We report the first evidence of a temperature-induced change in the feeding preference of a marine herbivore from a multiple-choice experiment. Our finding is in line with that of Sotka and Giddens (2009) who observed that exposure to elevated temperatures changed food preference in the temperate herbivores Ampithoe longimana in a two-way choice assay. Interestingly, while this study focussed on temperate and subtropical amphipod populations, it only found an effect of warming on food choice in the northern herbivores. In contrast to this, the amphipod Gondogeneia antarctica, which occurs along the western Antarctic Peninsula, did not change its feeding preference as a reaction to elevated temperatures (Schram et al. 2017).

A possible explanation for the change in preference in our study is that metabolic rates in H. squamata increased under the elevated temperatures (Pörtner 2010). This may have impaired the abalone’s capacity to discriminate between food types, due to its elevated energy demand (Cronin and Hay 1996). Furthermore, abalone are slow-moving animals and, hence, cannot easily escape from warm waters (Perry et al. 2005), while they, as an alternative strategy, could change their food source to cope with an increased or altered nutritional demand. It is assumed that organisms that need to increase their energy uptake, either seek food with a higher nutritional value or, if this is not possible, decrease the ingestion time to consume more biomass per unit time (e.g. reviewed by Pyke et al. 1977). In multiple-choice experiments with herbivores and carnivores, ectothermic species mostly choose the food with the highest nutritional value (Cruz-Rivera and Hay 2000) and show preference for food with a high content of carbohydrates (Lee et al. 2015).

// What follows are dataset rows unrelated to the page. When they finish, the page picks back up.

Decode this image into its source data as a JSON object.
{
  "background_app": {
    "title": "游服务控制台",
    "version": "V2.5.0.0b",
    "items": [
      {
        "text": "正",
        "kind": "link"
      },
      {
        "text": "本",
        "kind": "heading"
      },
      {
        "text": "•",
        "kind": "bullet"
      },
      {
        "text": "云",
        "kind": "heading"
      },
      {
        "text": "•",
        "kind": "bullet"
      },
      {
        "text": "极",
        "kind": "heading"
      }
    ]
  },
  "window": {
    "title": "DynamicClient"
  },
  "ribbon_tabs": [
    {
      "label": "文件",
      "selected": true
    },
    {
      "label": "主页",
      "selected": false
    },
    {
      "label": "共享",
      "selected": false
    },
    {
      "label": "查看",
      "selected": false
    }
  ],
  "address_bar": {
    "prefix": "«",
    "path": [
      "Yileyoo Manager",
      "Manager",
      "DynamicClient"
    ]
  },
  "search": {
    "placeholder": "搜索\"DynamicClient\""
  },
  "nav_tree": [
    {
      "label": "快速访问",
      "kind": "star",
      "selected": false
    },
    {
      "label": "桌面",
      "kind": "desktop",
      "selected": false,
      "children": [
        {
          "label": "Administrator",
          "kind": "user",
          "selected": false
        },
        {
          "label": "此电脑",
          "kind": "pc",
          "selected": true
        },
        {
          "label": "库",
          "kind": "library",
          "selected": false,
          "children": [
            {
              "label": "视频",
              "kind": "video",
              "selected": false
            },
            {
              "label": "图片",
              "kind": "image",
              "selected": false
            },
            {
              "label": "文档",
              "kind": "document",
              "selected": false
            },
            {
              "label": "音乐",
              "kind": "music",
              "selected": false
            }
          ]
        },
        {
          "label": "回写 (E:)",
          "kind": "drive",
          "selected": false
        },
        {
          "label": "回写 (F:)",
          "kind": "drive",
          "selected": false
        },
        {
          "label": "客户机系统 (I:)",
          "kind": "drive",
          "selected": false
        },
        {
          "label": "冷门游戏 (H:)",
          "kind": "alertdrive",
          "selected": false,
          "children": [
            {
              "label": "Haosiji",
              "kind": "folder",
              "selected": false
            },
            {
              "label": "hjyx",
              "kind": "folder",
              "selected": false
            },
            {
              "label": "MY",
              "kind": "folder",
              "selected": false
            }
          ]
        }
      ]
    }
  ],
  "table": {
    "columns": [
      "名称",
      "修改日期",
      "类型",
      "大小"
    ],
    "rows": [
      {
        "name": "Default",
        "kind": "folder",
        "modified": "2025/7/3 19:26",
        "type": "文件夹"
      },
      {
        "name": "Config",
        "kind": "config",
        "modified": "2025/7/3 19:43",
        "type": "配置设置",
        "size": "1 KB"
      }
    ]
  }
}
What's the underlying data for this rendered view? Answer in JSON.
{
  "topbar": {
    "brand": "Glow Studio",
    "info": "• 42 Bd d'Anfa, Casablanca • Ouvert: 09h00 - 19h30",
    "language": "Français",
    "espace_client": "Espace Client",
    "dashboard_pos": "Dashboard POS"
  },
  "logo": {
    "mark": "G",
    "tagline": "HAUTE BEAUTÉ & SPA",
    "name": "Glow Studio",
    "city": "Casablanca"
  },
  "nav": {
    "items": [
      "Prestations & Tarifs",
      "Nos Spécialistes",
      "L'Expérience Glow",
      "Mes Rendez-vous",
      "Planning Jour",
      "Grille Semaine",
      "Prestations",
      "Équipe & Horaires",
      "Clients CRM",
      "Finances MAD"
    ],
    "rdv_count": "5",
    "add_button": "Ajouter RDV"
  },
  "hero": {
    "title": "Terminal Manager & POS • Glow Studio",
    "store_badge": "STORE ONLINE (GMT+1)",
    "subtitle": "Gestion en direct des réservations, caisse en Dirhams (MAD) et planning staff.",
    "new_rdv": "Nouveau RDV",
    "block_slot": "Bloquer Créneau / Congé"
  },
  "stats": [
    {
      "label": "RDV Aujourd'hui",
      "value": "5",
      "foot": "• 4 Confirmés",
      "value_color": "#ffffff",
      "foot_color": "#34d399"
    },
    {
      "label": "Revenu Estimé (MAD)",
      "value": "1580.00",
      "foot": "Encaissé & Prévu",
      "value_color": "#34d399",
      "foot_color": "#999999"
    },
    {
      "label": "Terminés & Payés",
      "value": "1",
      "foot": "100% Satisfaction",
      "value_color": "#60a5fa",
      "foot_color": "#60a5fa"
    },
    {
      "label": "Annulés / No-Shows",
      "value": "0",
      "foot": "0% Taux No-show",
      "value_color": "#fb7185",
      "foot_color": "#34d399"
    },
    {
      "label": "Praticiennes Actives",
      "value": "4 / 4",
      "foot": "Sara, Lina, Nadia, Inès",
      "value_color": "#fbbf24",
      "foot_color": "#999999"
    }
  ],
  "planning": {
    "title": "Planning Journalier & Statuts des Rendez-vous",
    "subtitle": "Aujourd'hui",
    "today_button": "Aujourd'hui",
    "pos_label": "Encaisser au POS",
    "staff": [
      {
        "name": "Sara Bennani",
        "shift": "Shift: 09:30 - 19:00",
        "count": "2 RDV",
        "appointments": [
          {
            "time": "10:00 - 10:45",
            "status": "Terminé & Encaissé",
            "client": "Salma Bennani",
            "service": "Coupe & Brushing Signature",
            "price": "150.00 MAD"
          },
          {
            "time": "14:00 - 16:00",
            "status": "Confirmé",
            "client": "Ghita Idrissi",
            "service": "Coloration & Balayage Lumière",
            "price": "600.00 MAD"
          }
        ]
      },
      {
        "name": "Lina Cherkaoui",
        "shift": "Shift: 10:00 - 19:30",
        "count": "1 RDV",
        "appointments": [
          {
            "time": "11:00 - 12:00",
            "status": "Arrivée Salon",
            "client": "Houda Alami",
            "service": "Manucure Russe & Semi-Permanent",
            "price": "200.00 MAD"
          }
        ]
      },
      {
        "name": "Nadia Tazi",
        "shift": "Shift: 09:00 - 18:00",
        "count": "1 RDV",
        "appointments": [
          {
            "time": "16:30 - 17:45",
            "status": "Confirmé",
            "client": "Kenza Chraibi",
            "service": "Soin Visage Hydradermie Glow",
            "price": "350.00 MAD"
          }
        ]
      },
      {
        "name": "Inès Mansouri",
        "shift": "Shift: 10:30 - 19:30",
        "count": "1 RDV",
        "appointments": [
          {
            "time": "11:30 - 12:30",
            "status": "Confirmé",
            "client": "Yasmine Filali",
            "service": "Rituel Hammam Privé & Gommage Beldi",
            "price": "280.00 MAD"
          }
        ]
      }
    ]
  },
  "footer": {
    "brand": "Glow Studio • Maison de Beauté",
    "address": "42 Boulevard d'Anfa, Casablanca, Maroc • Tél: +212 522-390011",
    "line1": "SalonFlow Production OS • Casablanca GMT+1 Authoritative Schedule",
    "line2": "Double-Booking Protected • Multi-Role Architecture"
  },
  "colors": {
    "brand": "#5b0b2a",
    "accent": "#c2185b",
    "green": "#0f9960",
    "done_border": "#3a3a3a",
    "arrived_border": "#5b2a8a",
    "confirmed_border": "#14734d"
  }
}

Our results indicate that ocean warming can alter the performance of the marine herbivore H. squamata. Its feeding rates declined substantially under temperatures that were up to 4 °C above the current ambient temperature. We further found that H. squamata changed its food preference when it was acclimated to elevated temperatures, whereas there was no such switch when only the macroalgae were acclimated. We therefore conclude that the driver of the change in the feeding preference of H. squamata was in the herbivore itself. These findings demonstrate how ocean warming can affect the feeding behaviour of herbivores in coral reef communities and emphasise the need for more research on warming-induced shifts in the composition of herbivore diets.